In my last article about putting cattle out on grass, we mentioned a few different water sources you could use. These include reliable streams or rivers, ponds or windmills.
A last resort is always to haul water to a stock tank. This can be a pain. But some way or another, you must make sure the cattle have plenty of water available at all times.
2. Provide sunshades or trees
For cattle in feedlots, sunshades are a great option to help give cattle a break from the golden rays. A couple things to consider as you set up your shade are the location and size of shadow it will cast, and the material it is made of.
A shade would be best located toward the middle of a pen. There, it will be easily accessible as the shadow moves throughout the day.
3. Feed at the correct time of day
When feeding cattle during the summer, avoid feeding them in the heat of the day. Preferably, feed during the early morning and late evening.
Cattle produce heat as they digest forages and feed. So if not fed early enough in the day, they will end up digesting food midday during the peak of the heat.
Another advantage of feeding early is that cattle will be more willing to eat while it’s cooler out. As it heats up, they’ll pick around and eat less.
4. Provide salt and minerals
Just like people will drink sports drinks to get electrolytes, it’s important to help your cattle out by offering salt and mineral blocks in easily accessible areas.
Both sodium and minerals are lost through body fluids and sweating. If not replaced, cattle will fair even worse in the heat.
5. Let the animals rest
Move and work the cattle as little as possible during the heat of the day. Whether it is working and vaccinating them, walking them to a different location, or physically loading and transporting them, it’s best to wait until it cools off.
When hauling them somewhere, you can make sure that there is plenty of airflow in the trailer and that animals are loaded loosely. Avoid packing them in too tight.
Overall, just do your best to keep the animals comfortable during the summer.
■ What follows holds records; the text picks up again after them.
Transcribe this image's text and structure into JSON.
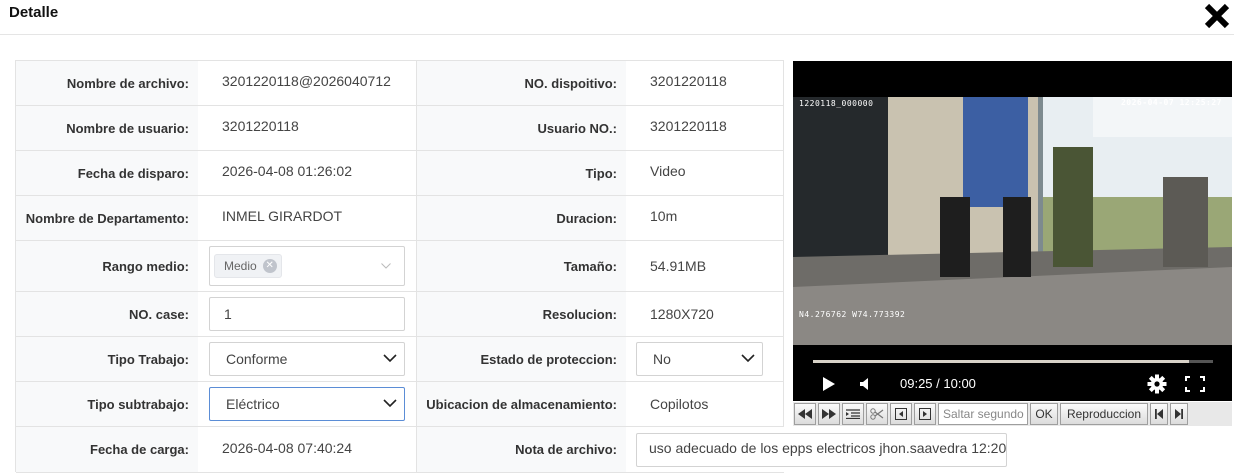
{
  "dialog": {
    "title": "Detalle"
  },
  "fields": {
    "nombre_archivo": {
      "label": "Nombre de archivo:",
      "value": "3201220118@2026040712"
    },
    "no_dispositivo": {
      "label": "NO. dispoitivo:",
      "value": "3201220118"
    },
    "nombre_usuario": {
      "label": "Nombre de usuario:",
      "value": "3201220118"
    },
    "usuario_no": {
      "label": "Usuario NO.:",
      "value": "3201220118"
    },
    "fecha_disparo": {
      "label": "Fecha de disparo:",
      "value": "2026-04-08 01:26:02"
    },
    "tipo": {
      "label": "Tipo:",
      "value": "Video"
    },
    "departamento": {
      "label": "Nombre de Departamento:",
      "value": "INMEL GIRARDOT"
    },
    "duracion": {
      "label": "Duracion:",
      "value": "10m"
    },
    "rango_medio": {
      "label": "Rango medio:",
      "tag": "Medio"
    },
    "tamano": {
      "label": "Tamaño:",
      "value": "54.91MB"
    },
    "no_case": {
      "label": "NO. case:",
      "value": "1"
    },
    "resolucion": {
      "label": "Resolucion:",
      "value": "1280X720"
    },
    "tipo_trabajo": {
      "label": "Tipo Trabajo:",
      "value": "Conforme"
    },
    "estado_proteccion": {
      "label": "Estado de proteccion:",
      "value": "No"
    },
    "tipo_subtrabajo": {
      "label": "Tipo subtrabajo:",
      "value": "Eléctrico"
    },
    "ubicacion": {
      "label": "Ubicacion de almacenamiento:",
      "value": "Copilotos"
    },
    "fecha_carga": {
      "label": "Fecha de carga:",
      "value": "2026-04-08 07:40:24"
    },
    "nota_archivo": {
      "label": "Nota de archivo:",
      "value": "uso adecuado de los epps electricos jhon.saavedra 12:20"
    }
  },
  "video": {
    "osd_id": "1220118_000000",
    "osd_datetime": "2026-04-07 12:25:27",
    "osd_coords": "N4.276762  W74.773392",
    "time_display": "09:25 / 10:00",
    "progress": 0.94
  },
  "toolbar": {
    "seek_placeholder": "Saltar segundo",
    "ok_label": "OK",
    "playback_label": "Reproduccion"
  },
  "icons": {
    "close": "close-icon",
    "play": "play-icon",
    "volume": "volume-icon",
    "settings": "gear-icon",
    "fullscreen": "fullscreen-icon"
  },
  "colors": {
    "focus_border": "#5b8dd6",
    "label_bg": "#f8f9fa",
    "video_bg": "#000000"
  }
}
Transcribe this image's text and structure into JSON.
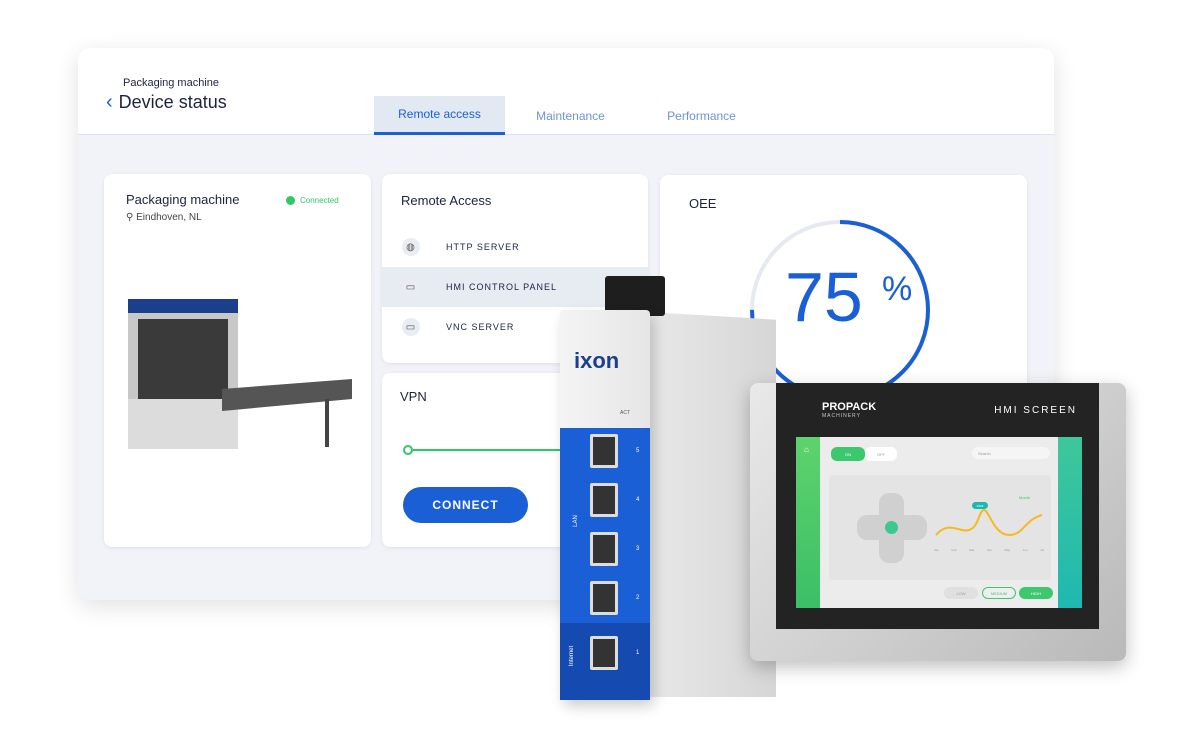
{
  "header": {
    "breadcrumb": "Packaging machine",
    "title": "Device status"
  },
  "tabs": [
    {
      "label": "Remote access",
      "active": true
    },
    {
      "label": "Maintenance"
    },
    {
      "label": "Performance"
    }
  ],
  "machine": {
    "name": "Packaging machine",
    "status": "Connected",
    "location": "Eindhoven, NL",
    "status_color": "#2ec866"
  },
  "remote_access": {
    "title": "Remote Access",
    "items": [
      {
        "label": "HTTP SERVER",
        "icon": "globe-icon"
      },
      {
        "label": "HMI CONTROL PANEL",
        "icon": "cast-icon",
        "selected": true
      },
      {
        "label": "VNC SERVER",
        "icon": "cast-icon"
      }
    ]
  },
  "vpn": {
    "title": "VPN",
    "button": "CONNECT"
  },
  "oee": {
    "title": "OEE",
    "value": "75",
    "unit": "%",
    "percent": 75
  },
  "device": {
    "brand": "ixon",
    "leds": [
      "ACT"
    ],
    "port_labels": [
      "5",
      "4",
      "3",
      "2",
      "1"
    ],
    "lan": "LAN",
    "internet": "Internet"
  },
  "hmi": {
    "brand": "PROPACK",
    "brand_sub": "MACHINERY",
    "title": "HMI SCREEN",
    "on": "ON",
    "off": "OFF",
    "search": "Search",
    "dropdown": "Month",
    "tooltip": "0518",
    "months": [
      "Jan",
      "Feb",
      "Mar",
      "Apr",
      "May",
      "Jun",
      "Jul"
    ],
    "buttons": [
      "LOW",
      "MEDIUM",
      "HIGH"
    ]
  },
  "colors": {
    "accent": "#1a5fd6",
    "green": "#2ec866"
  }
}
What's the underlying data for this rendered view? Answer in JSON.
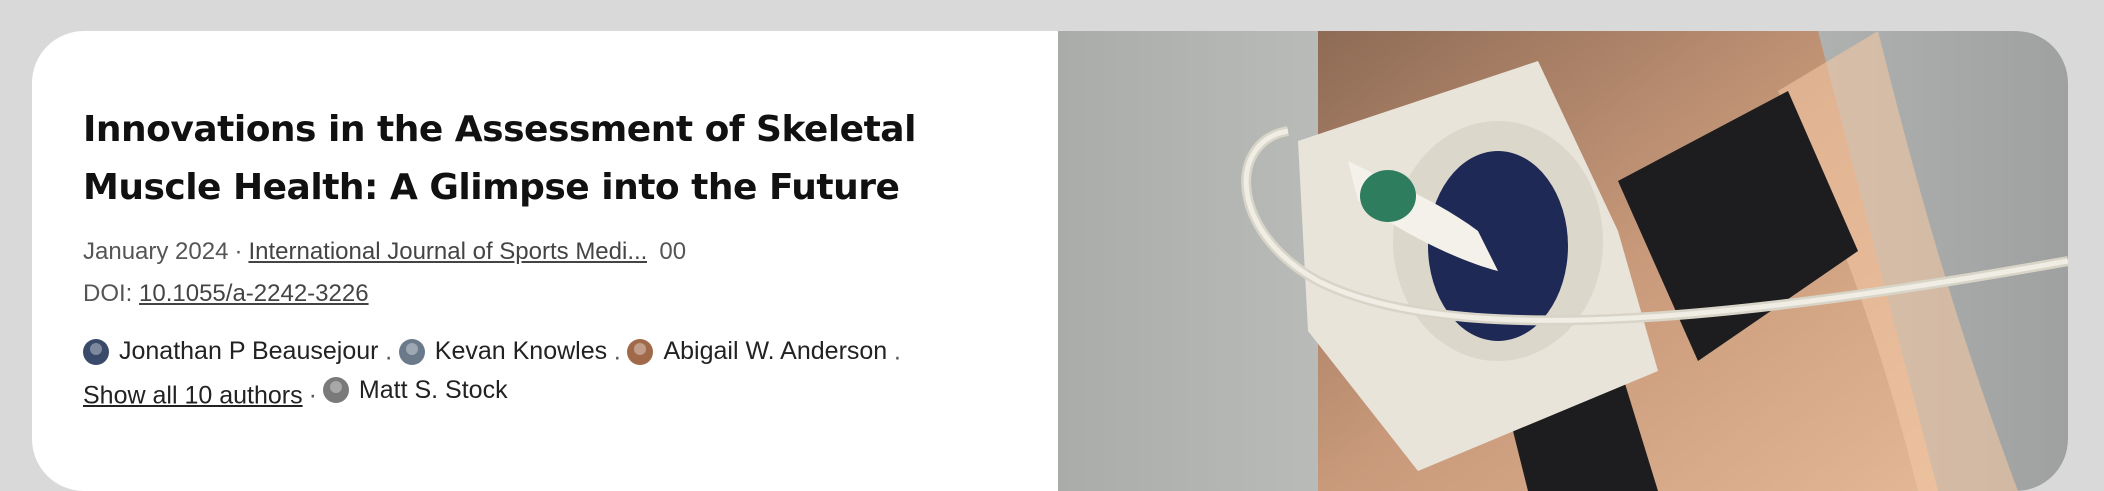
{
  "article": {
    "title": "Innovations in the Assessment of Skeletal Muscle Health: A Glimpse into the Future",
    "date": "January 2024",
    "separator": "·",
    "journal": "International Journal of Sports Medi...",
    "reads": "00",
    "doi_label": "DOI:",
    "doi": "10.1055/a-2242-3226"
  },
  "authors": {
    "list": [
      {
        "name": "Jonathan P Beausejour",
        "avatar_color": "#3a4a6b"
      },
      {
        "name": "Kevan Knowles",
        "avatar_color": "#6b7a8a"
      },
      {
        "name": "Abigail W. Anderson",
        "avatar_color": "#a06a4a"
      }
    ],
    "show_all": "Show all 10 authors",
    "last": {
      "name": "Matt S. Stock",
      "avatar_color": "#7a7a7a"
    }
  },
  "image": {
    "icon": "ultrasound-probe-on-arm-image",
    "background_color": "#bdbfbe"
  }
}
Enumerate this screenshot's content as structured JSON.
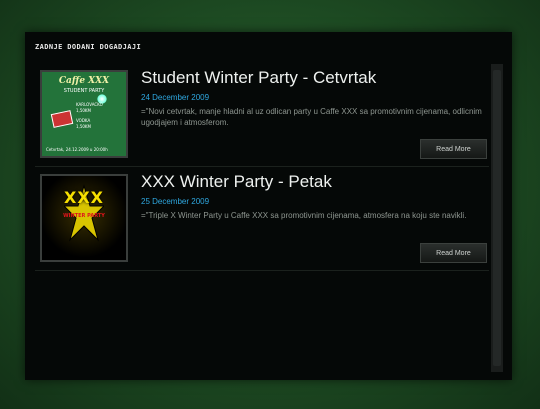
{
  "panel": {
    "title": "ZADNJE DODANI DOGADJAJI"
  },
  "items": [
    {
      "title": "Student Winter Party - Cetvrtak",
      "date": "24 December 2009",
      "description": "=\"Novi cetvrtak, manje hladni al uz odlican party u Caffe XXX sa promotivnim cijenama, odlicnim ugodjajem i atmosferom.",
      "read_more": "Read More",
      "poster": {
        "brand": "Caffe XXX",
        "subtitle": "STUDENT PARTY",
        "lines": [
          "KARLOVACKO",
          "1,50KM",
          "VODKA",
          "1,50KM"
        ],
        "footer": "Cetvrtak, 24.12.2009 u 20:00h"
      }
    },
    {
      "title": "XXX Winter Party - Petak",
      "date": "25 December 2009",
      "description": "=\"Triple X Winter Party u Caffe XXX sa promotivnim cijenama, atmosfera na koju ste navikli.",
      "read_more": "Read More",
      "poster": {
        "logo": "XXX",
        "caption": "WINTER PARTY"
      }
    }
  ],
  "colors": {
    "accent_date": "#2fa8e0",
    "background": "#1d4a22",
    "panel": "#050807"
  }
}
Don’t work or rush them, offer plenty of water, minerals and shade, and be patient with them.
If you have questions, reach out to someone around you—whether it’s a vet or local rancher/farmer. It will cool off soon enough. But in the meantime, go jump in the pond.